ACTION ITEM - The entries follow. Copy every line in which "heading" appears.

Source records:
+===+

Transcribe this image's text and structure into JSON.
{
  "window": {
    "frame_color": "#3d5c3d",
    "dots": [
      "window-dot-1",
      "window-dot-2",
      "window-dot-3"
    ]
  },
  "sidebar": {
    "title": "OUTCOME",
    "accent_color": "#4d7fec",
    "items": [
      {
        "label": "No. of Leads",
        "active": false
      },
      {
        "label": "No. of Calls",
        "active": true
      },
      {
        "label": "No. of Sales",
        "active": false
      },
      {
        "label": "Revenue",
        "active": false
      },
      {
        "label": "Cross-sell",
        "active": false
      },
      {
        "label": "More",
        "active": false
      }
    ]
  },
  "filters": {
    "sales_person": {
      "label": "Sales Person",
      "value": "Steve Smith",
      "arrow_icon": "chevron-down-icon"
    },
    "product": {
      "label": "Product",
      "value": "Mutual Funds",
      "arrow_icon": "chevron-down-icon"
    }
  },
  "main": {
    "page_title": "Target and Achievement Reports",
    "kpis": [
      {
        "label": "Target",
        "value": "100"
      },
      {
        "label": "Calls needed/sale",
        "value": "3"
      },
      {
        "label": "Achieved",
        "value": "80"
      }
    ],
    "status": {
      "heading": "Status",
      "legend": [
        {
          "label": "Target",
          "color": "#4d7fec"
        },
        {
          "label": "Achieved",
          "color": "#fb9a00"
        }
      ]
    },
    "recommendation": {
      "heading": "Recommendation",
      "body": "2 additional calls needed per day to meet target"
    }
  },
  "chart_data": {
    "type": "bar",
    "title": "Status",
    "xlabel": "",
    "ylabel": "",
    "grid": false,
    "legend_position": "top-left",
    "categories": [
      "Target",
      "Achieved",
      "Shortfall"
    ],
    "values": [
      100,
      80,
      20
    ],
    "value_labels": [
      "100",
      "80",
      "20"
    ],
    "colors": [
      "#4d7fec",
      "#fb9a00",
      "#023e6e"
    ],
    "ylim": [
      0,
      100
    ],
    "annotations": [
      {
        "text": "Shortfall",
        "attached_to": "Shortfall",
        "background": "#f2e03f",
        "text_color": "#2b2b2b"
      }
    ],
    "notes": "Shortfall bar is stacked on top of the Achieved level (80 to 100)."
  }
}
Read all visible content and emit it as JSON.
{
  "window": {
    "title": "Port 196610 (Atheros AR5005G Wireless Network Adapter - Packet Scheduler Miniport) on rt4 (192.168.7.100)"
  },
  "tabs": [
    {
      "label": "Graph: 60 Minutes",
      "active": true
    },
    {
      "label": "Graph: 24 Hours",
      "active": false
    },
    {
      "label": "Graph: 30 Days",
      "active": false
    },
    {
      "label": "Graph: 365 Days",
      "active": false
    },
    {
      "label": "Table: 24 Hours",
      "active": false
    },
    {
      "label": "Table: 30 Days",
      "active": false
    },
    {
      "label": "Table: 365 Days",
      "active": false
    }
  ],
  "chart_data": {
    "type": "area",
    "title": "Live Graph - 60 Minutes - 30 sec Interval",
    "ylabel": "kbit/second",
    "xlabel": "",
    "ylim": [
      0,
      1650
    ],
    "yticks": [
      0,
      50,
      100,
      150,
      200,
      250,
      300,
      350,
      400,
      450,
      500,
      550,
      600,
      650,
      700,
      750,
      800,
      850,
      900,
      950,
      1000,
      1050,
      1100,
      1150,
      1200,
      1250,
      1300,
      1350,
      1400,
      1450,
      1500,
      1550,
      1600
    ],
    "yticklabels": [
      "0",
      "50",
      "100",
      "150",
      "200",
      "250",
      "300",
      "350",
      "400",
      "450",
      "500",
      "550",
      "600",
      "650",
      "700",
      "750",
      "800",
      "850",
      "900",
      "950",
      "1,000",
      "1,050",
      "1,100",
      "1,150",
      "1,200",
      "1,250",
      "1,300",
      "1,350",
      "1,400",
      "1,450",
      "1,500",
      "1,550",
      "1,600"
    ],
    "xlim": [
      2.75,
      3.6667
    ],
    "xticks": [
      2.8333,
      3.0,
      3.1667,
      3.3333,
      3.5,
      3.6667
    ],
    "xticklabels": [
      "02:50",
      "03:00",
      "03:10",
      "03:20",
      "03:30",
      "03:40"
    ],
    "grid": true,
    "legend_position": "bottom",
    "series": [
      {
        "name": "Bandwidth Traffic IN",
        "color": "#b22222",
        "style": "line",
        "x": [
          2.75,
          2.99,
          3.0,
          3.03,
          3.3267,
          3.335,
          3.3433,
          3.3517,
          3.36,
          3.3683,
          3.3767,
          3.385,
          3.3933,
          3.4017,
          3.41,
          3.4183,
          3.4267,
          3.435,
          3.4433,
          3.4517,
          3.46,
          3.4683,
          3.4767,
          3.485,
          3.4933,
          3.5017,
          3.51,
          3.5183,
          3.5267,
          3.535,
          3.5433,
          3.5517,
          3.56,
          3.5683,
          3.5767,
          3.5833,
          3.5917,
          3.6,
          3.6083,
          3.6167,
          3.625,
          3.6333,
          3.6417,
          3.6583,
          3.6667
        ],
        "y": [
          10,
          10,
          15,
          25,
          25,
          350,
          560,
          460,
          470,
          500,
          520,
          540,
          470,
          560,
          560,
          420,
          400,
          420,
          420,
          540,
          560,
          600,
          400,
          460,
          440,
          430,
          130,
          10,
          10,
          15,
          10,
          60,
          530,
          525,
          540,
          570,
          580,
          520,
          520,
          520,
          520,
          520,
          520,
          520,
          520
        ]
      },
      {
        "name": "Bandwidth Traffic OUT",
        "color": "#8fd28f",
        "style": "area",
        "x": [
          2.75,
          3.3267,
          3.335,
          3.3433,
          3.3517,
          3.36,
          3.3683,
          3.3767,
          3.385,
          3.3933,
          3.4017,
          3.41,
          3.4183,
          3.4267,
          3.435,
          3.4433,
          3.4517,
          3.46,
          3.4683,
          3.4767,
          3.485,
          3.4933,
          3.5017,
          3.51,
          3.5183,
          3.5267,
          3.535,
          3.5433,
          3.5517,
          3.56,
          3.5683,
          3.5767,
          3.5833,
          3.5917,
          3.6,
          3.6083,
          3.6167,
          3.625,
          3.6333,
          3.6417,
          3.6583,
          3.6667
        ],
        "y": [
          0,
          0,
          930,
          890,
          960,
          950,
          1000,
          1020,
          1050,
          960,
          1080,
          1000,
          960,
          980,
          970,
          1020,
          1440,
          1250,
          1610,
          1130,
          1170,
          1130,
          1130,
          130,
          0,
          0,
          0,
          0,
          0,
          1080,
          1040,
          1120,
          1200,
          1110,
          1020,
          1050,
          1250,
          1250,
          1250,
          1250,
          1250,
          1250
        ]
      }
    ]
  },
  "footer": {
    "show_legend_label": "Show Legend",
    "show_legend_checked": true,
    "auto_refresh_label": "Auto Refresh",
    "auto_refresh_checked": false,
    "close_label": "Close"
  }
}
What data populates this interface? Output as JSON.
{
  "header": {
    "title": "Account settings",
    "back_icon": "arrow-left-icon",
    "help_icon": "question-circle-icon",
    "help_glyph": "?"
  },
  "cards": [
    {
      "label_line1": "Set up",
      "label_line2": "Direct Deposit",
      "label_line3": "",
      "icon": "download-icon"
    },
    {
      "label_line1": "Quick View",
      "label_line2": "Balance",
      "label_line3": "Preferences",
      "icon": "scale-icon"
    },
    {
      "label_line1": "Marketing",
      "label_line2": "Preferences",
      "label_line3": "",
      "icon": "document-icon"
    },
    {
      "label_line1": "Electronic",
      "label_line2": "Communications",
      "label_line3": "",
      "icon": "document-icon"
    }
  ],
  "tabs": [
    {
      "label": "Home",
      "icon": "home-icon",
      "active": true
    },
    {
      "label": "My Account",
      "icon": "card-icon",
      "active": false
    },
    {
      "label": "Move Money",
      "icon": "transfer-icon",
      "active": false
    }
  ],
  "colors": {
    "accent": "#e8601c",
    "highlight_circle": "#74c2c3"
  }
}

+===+

COMPLETED EXERCISE -
      "heading": "Status",
      "heading": "Recommendation",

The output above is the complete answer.